Component data from apps and pages
===

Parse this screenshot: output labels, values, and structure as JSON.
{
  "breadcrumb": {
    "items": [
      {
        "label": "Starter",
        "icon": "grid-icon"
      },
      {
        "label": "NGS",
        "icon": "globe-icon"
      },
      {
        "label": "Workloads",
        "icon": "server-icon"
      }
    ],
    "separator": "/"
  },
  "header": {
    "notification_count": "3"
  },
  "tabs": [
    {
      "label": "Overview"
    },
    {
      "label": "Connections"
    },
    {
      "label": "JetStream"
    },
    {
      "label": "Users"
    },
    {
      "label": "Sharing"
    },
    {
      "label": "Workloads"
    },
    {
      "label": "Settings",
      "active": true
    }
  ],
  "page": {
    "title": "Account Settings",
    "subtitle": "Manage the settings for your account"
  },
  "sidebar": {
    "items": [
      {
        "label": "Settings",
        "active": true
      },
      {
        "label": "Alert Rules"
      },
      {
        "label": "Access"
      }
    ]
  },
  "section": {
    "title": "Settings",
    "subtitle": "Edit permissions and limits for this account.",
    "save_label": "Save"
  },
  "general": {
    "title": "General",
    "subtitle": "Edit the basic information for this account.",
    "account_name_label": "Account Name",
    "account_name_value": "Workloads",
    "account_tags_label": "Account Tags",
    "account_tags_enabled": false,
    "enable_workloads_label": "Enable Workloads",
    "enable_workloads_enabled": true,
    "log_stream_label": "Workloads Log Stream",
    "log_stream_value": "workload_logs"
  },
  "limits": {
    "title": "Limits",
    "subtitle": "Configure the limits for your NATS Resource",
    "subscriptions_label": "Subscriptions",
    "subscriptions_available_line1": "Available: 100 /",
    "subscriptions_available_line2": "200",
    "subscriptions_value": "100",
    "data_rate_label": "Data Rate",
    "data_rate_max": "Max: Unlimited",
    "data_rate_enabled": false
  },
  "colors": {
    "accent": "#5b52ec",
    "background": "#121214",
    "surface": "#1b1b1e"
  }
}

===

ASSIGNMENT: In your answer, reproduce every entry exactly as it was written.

EXERCISE ANSWER:
Parse this screenshot: output labels, values, and structure as JSON.
{
  "breadcrumb": {
    "items": [
      {
        "label": "Starter",
        "icon": "grid-icon"
      },
      {
        "label": "NGS",
        "icon": "globe-icon"
      },
      {
        "label": "Workloads",
        "icon": "server-icon"
      }
    ],
    "separator": "/"
  },
  "header": {
    "notification_count": "3"
  },
  "tabs": [
    {
      "label": "Overview"
    },
    {
      "label": "Connections"
    },
    {
      "label": "JetStream"
    },
    {
      "label": "Users"
    },
    {
      "label": "Sharing"
    },
    {
      "label": "Workloads"
    },
    {
      "label": "Settings",
      "active": true
    }
  ],
  "page": {
    "title": "Account Settings",
    "subtitle": "Manage the settings for your account"
  },
  "sidebar": {
    "items": [
      {
        "label": "Settings",
        "active": true
      },
      {
        "label": "Alert Rules"
      },
      {
        "label": "Access"
      }
    ]
  },
  "section": {
    "title": "Settings",
    "subtitle": "Edit permissions and limits for this account.",
    "save_label": "Save"
  },
  "general": {
    "title": "General",
    "subtitle": "Edit the basic information for this account.",
    "account_name_label": "Account Name",
    "account_name_value": "Workloads",
    "account_tags_label": "Account Tags",
    "account_tags_enabled": false,
    "enable_workloads_label": "Enable Workloads",
    "enable_workloads_enabled": true,
    "log_stream_label": "Workloads Log Stream",
    "log_stream_value": "workload_logs"
  },
  "limits": {
    "title": "Limits",
    "subtitle": "Configure the limits for your NATS Resource",
    "subscriptions_label": "Subscriptions",
    "subscriptions_available_line1": "Available: 100 /",
    "subscriptions_available_line2": "200",
    "subscriptions_value": "100",
    "data_rate_label": "Data Rate",
    "data_rate_max": "Max: Unlimited",
    "data_rate_enabled": false
  },
  "colors": {
    "accent": "#5b52ec",
    "background": "#121214",
    "surface": "#1b1b1e"
  }
}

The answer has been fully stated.